Detoxifiers from the landfill

June 18, 2021,

Bacteria from an Indian landfill could help eliminate contaminated chemicals. The focus is on pesticides such as lindane or brominated flame retardants, which accumulate in nature and in food chains. Researchers at Eawag and Empa used these bacteria to generate enzymes that can break down these dangerous chemicals.

Can we recapture or detoxify the chemical waste of past generations? Microbiologist Hans Peter Kohler from the aquatic research institute Eawag and Empa chemist Norbert Heeb, together with researchers from the Zurich University of Applied Sciences (ZHAW) and two Indian institutes, put the question to the test.

Read the full article on this topic on the Empa website: Detoxifiers from the landfill

Cooperations

  • Empa
  • Zurich University of Applied Sciences (ZHAW)

Original publication
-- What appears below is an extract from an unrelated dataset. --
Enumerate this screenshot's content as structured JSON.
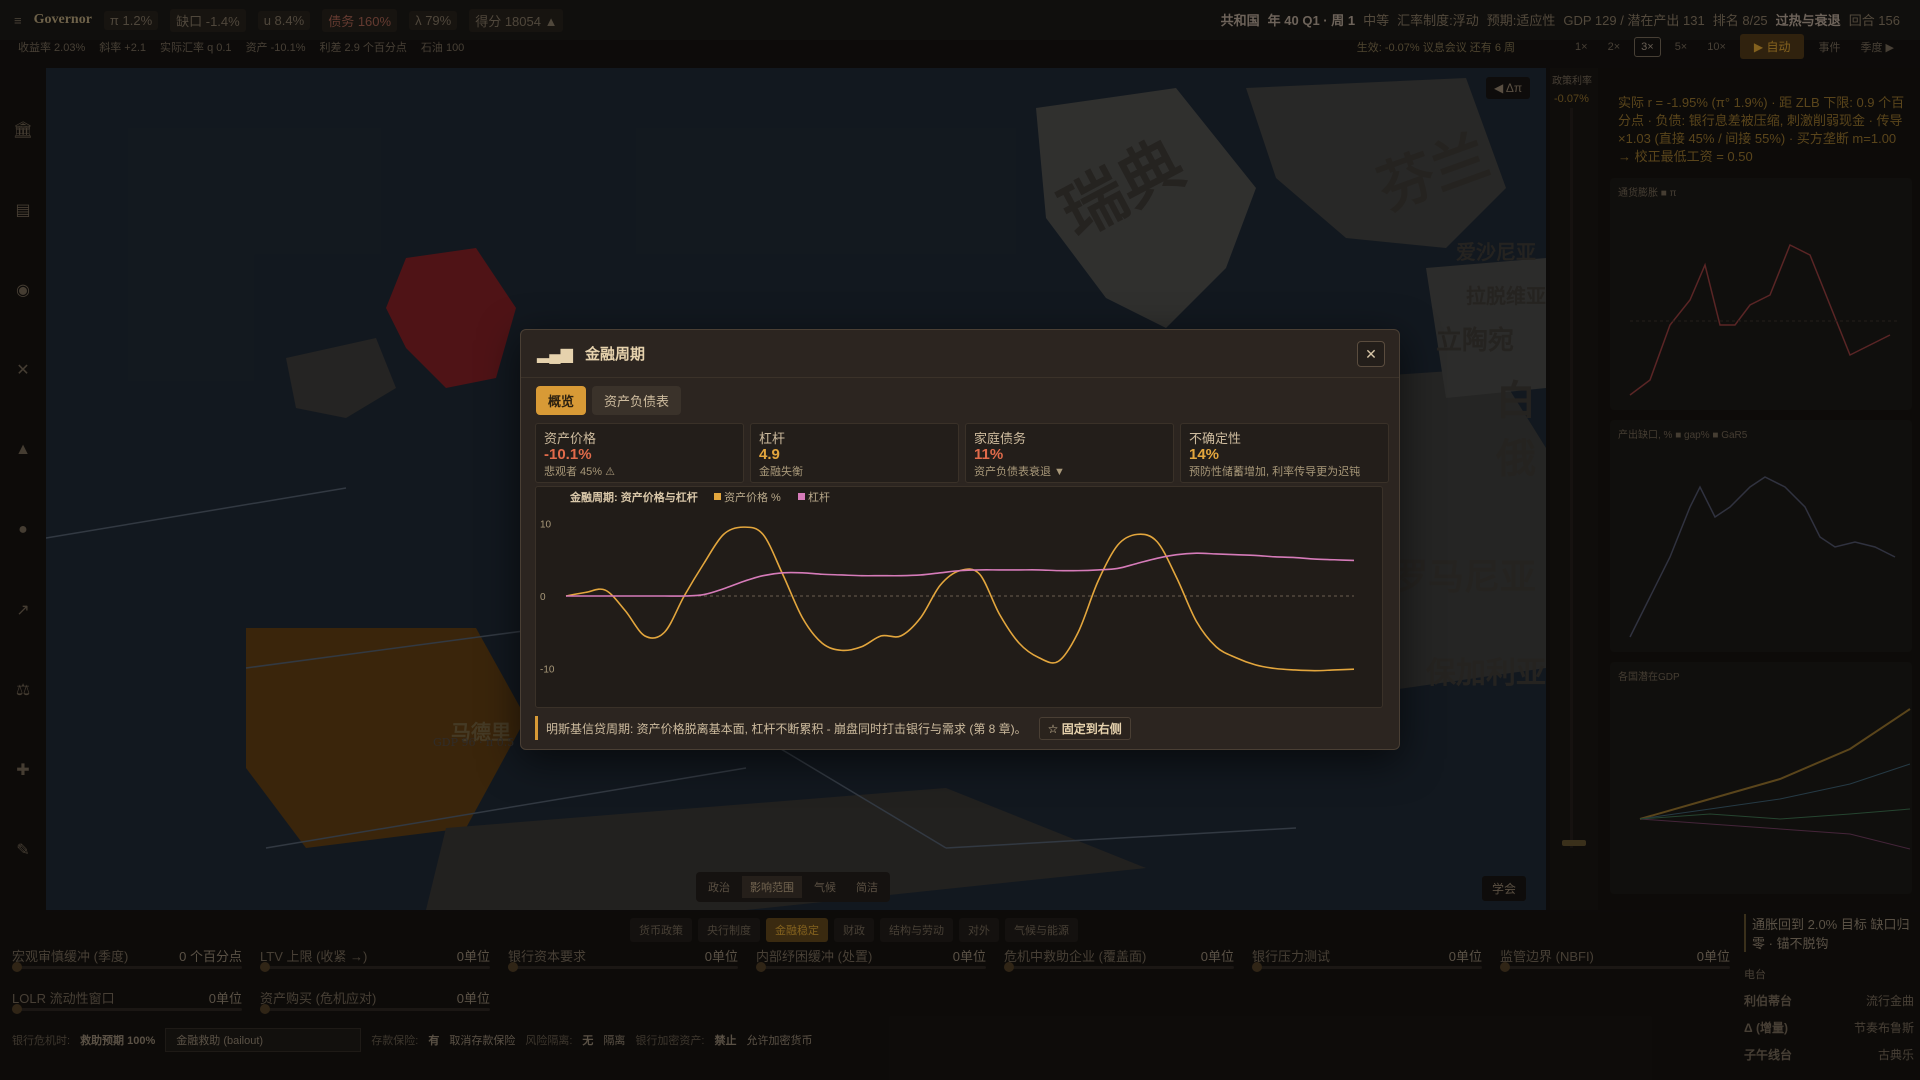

Heeb, N. V.; Hubeli, J.; Fleischmann, T.; Lienemann, P.; Nayyar, N.; Lal, R.; Kohler, H. P. E. (2021) Transformation of ε-HBCD with the Sphingobium Indicum enzymes LinA1, LinA2 and LinATM, a triple mutant of LinA2, Chemosphere, 267, 129217 (12 pp.), doi:10.1016/j.chemosphere.2020.129217, Institutional Repository
Created by Annette Ryser